As the FBI doesn’t have any clue about the murder, they give Malcolm freedom and immunity after he gives them the name of the murderer: Quinn Rucker, his ex-friend in jail. Malcolm changes his appearance and gets new name and new life, as well as the money prize as the informant; while Quinn is imprisoned after his under-pressured confession. However, FBI still could not find any solid evidence to indict Quinn; while Max—the new Malcolm—manages to slip away from their surveillance, and begins to busy himself with some strange things. The FBI is now restless, and we—the readers—start asking these questions: Is Malcolm the poor victim or the ruthless villain? If Quinn is not the murderer, who is?

One thing that I love mostly from Grisham, is the variation of his styles. One time he would make a struggling lawyer heroically fighting a huge law firm; another time he would highlight a victim of corrupted judicial system. But once or twice he might make the villain triumphantly outdo the law. In fact, it is sometimes difficult to differentiate the protagonist from the antagonist. But whichever way Grisham takes you, you wouldn’t be able to resist his masterful style of narrating his stories.

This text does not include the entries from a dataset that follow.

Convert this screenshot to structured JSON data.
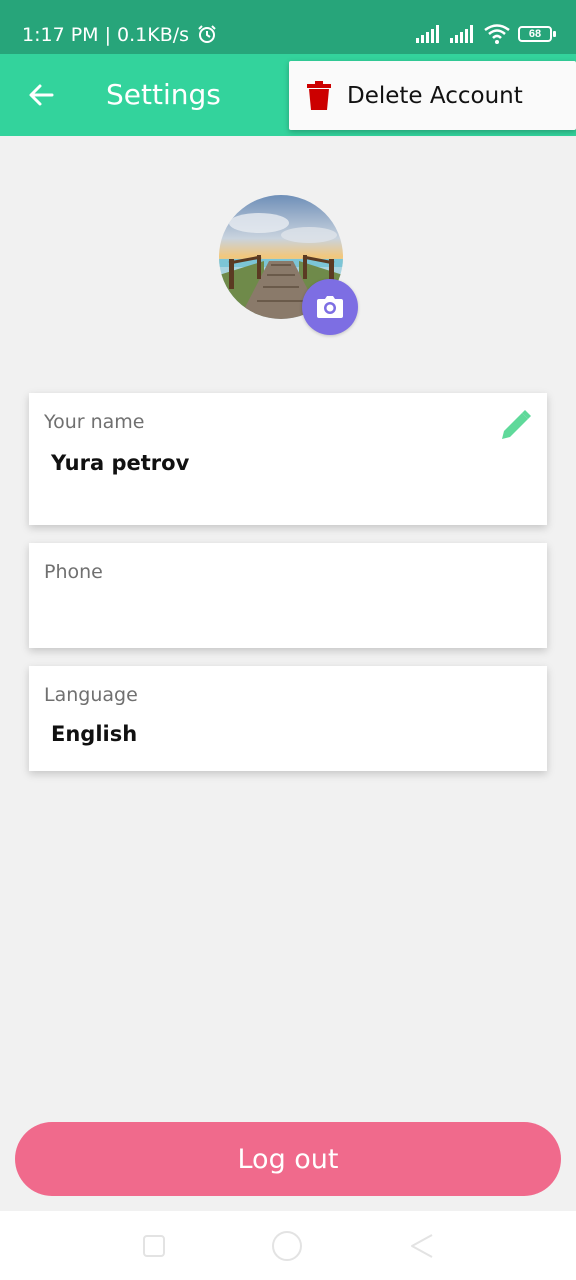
{
  "status_bar": {
    "time": "1:17 PM | 0.1KB/s",
    "battery": "68",
    "icons": [
      "alarm-icon",
      "signal-icon",
      "signal-icon",
      "wifi-icon",
      "battery-icon"
    ]
  },
  "app_bar": {
    "title": "Settings",
    "back_icon": "arrow-back-icon"
  },
  "menu": {
    "items": [
      {
        "label": "Delete Account",
        "icon": "trash-icon",
        "color": "#cc0000"
      }
    ]
  },
  "profile": {
    "avatar_icon": "avatar-photo",
    "camera_icon": "camera-icon"
  },
  "fields": {
    "name": {
      "label": "Your name",
      "value": "Yura petrov"
    },
    "phone": {
      "label": "Phone",
      "value": ""
    },
    "language": {
      "label": "Language",
      "value": "English"
    }
  },
  "logout": {
    "label": "Log out"
  },
  "colors": {
    "status_bar": "#27a57a",
    "app_bar": "#33d39c",
    "camera": "#7d6ee3",
    "logout": "#f06a8c",
    "edit": "#5fd99a"
  },
  "nav": {
    "icons": [
      "recent-apps-icon",
      "home-icon",
      "back-icon"
    ]
  }
}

This book looks promising on the earlier few chapters, but it gets rather slow after Malcolm is easily freed from jail, and we already got the murderer. Well….in cases like this, we know that the story isn’t over, and things might get twisted to a surprising ending. And so I go on reading, and yes, it gets more and more thrilling, and I was so excited to know the outcome…and the real killer! I thought first that this is about corrupted system, which was punishing an innocent victim, but of course, I was wrong—at least half wrong… :)

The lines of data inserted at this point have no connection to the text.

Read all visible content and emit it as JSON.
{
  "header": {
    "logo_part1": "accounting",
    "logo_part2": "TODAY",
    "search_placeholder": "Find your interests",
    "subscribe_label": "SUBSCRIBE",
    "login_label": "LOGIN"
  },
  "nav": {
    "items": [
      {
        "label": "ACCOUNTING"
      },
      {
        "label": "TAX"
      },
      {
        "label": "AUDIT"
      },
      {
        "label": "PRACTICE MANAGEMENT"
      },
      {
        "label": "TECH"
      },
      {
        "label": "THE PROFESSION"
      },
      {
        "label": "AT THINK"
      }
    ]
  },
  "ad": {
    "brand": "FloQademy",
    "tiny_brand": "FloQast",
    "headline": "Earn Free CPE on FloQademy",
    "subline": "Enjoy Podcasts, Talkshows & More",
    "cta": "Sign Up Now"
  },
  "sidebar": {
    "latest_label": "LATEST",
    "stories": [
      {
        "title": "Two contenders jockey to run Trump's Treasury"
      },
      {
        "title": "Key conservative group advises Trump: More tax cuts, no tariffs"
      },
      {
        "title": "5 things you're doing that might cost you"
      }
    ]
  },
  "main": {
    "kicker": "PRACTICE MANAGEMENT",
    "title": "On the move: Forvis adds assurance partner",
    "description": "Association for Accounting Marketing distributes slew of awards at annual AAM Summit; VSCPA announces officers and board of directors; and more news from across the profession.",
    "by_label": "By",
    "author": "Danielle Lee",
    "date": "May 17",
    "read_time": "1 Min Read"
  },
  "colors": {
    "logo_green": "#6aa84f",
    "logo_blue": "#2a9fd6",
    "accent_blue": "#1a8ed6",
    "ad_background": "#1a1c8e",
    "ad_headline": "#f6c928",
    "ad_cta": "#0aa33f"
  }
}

Four stars for The Racketeer, another unusual law thriller from Grisham. Love it!


I read Dell Mass Market Export edition

Buku ini adalah hadiah dari Secret Santa #BBI 2013 -- thanks Santa!
Siapa Secret Santaku? Aku buka kedoknya di sini… :D